ASSIGNMENT -
All the data that follows should be repeated exactly, without a single picture.

[[ STUDY MATERIAL open ]]

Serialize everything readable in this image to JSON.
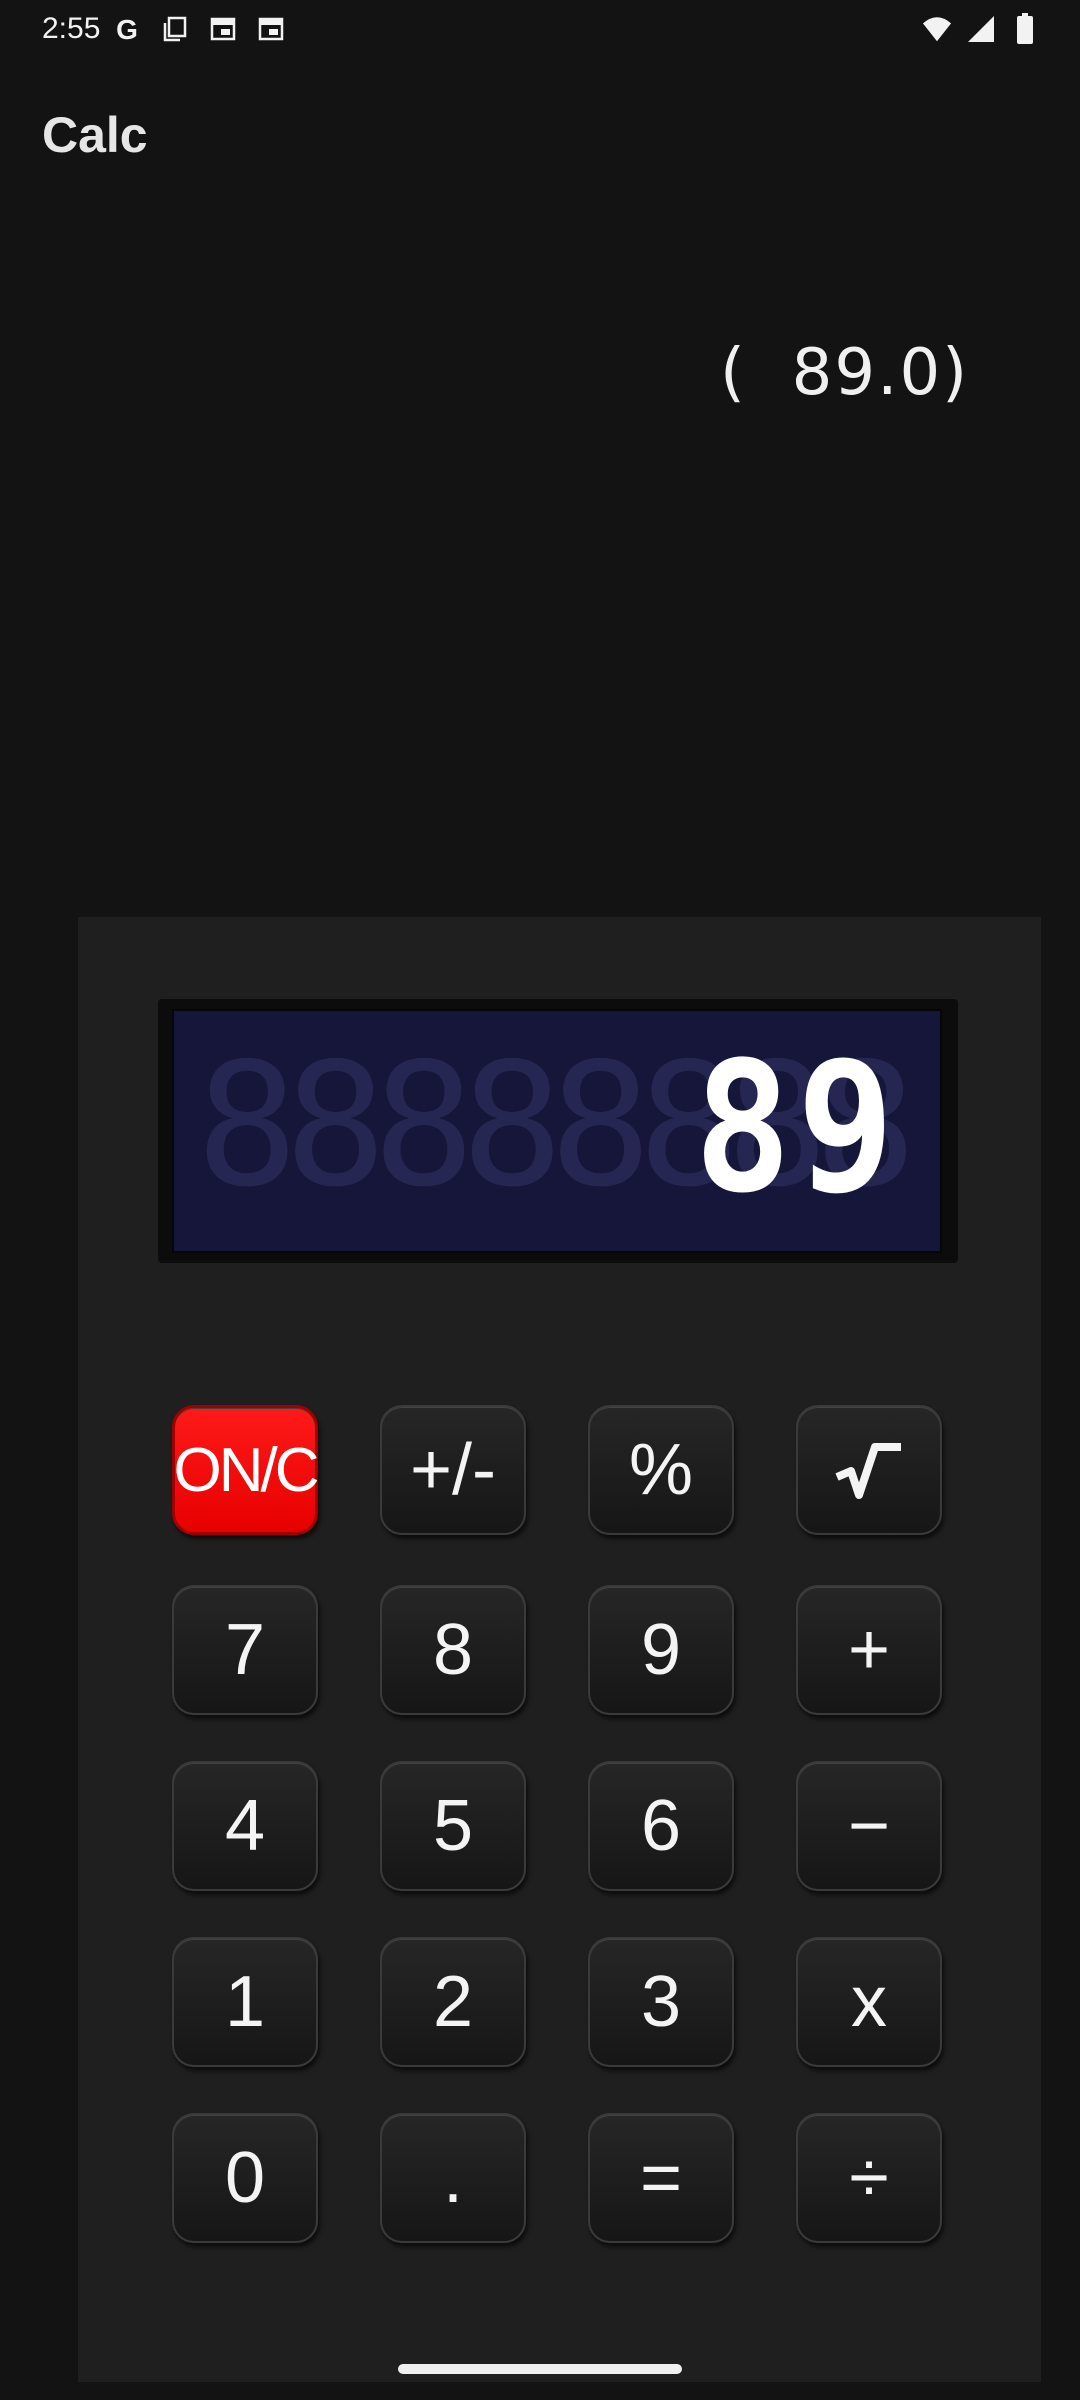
{
  "status_bar": {
    "time": "2:55",
    "left_icons": [
      "google-g-icon",
      "copy-icon",
      "calendar-icon",
      "calendar-icon"
    ],
    "right_icons": [
      "wifi-icon",
      "signal-icon",
      "battery-icon"
    ]
  },
  "app": {
    "title": "Calc"
  },
  "memory": {
    "readout": "(  89.0)"
  },
  "display": {
    "value": "89",
    "ghost_digits": "88888888"
  },
  "keys": {
    "row1": [
      "ON/C",
      "+/-",
      "%",
      "√"
    ],
    "row2": [
      "7",
      "8",
      "9",
      "+"
    ],
    "row3": [
      "4",
      "5",
      "6",
      "−"
    ],
    "row4": [
      "1",
      "2",
      "3",
      "x"
    ],
    "row5": [
      "0",
      ".",
      "=",
      "÷"
    ]
  },
  "colors": {
    "background": "#131314",
    "body": "#1f1f20",
    "lcd": "#16163a",
    "on_key": "#ff0000"
  }
}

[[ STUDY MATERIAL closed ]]

RESULT FOR THIS EXERCISE -
Serialize everything readable in this image to JSON.
{
  "status_bar": {
    "time": "2:55",
    "left_icons": [
      "google-g-icon",
      "copy-icon",
      "calendar-icon",
      "calendar-icon"
    ],
    "right_icons": [
      "wifi-icon",
      "signal-icon",
      "battery-icon"
    ]
  },
  "app": {
    "title": "Calc"
  },
  "memory": {
    "readout": "(  89.0)"
  },
  "display": {
    "value": "89",
    "ghost_digits": "88888888"
  },
  "keys": {
    "row1": [
      "ON/C",
      "+/-",
      "%",
      "√"
    ],
    "row2": [
      "7",
      "8",
      "9",
      "+"
    ],
    "row3": [
      "4",
      "5",
      "6",
      "−"
    ],
    "row4": [
      "1",
      "2",
      "3",
      "x"
    ],
    "row5": [
      "0",
      ".",
      "=",
      "÷"
    ]
  },
  "colors": {
    "background": "#131314",
    "body": "#1f1f20",
    "lcd": "#16163a",
    "on_key": "#ff0000"
  }
}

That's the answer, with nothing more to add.